Women, Work & Islamism: Ideology and Resistance in Iran
Gerami, Shahin, The Middle East Journal
Women, Work & Islamism: Ideology and Resistance in Iran, by Maryam Poya. London and New York: Zed Books, 1999. xvii + 186 pages. $55.
This book, which is divided into seven chapters, traces Iranian women's resistance to state oppression and patriarchal family from the early 1900s to the end of the century. The book begins with a historical summary, contains a literature review in chapters two and three, and provides factual information and analytical insights in the subsequent chapters. In the introduction, Poya lays out her research technique, which consists of interviews, field notes, official data, and personal observations. In terms of a theoretical framework, she prefers the Marxian idea of social class to the Weberian notion of social status. She points out that the family's social class was the deciding factor in women's decision to work, because, "women's employment is determined by the sexual division of labor in the social relations of productions and by social relations between women and men" (p. 13). Although the state ideology and its institutional power have reduced the bargaining power of Iranian women, their exposure to "unfavorable gender relations" has made them determined to improve their position.

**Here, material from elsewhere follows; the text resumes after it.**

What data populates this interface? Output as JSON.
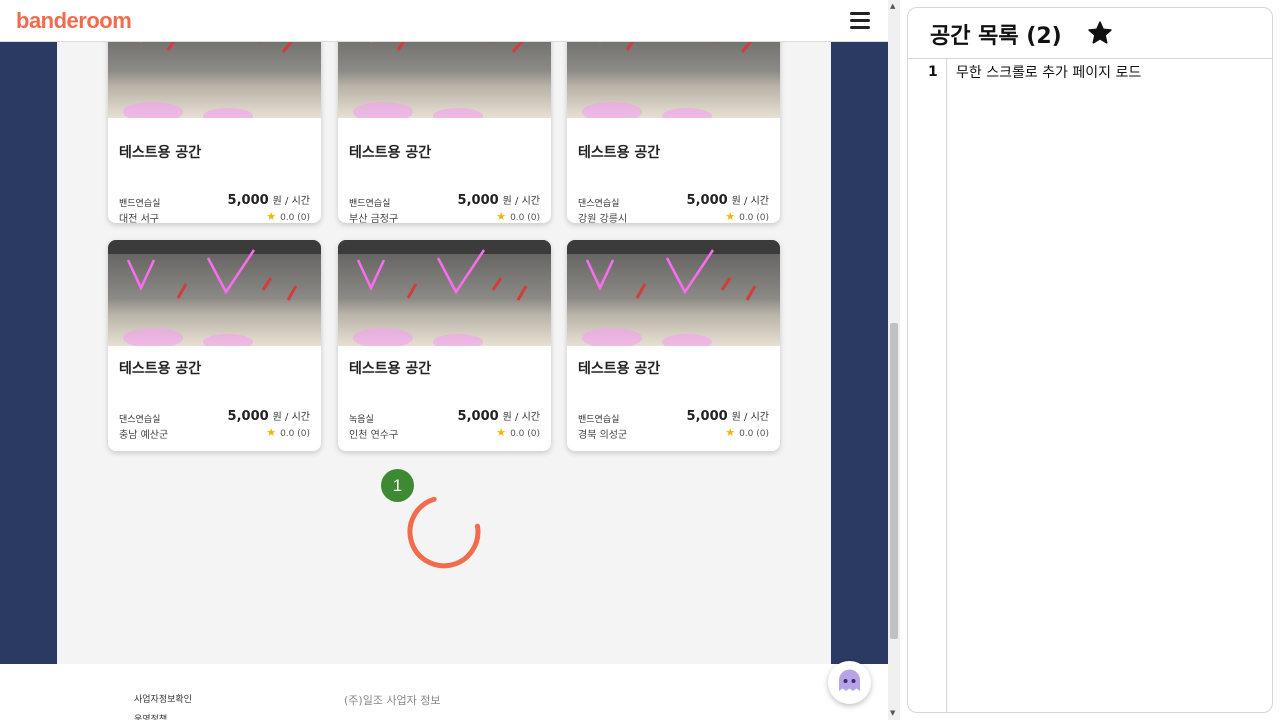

During the middle of the 20th century, Iran was incorporated into the capitalist world market. Women who had always worked at home, in the field, and in domestic production of goods for the market, gained limited access to paid employment. Poya notes that improved health conditions, educational opportunities, and modest legal reforms provided avenues to paid employment. She supports this by statistical information from the official labor statistics, but denotes the reasons why they fall short of the actual data. …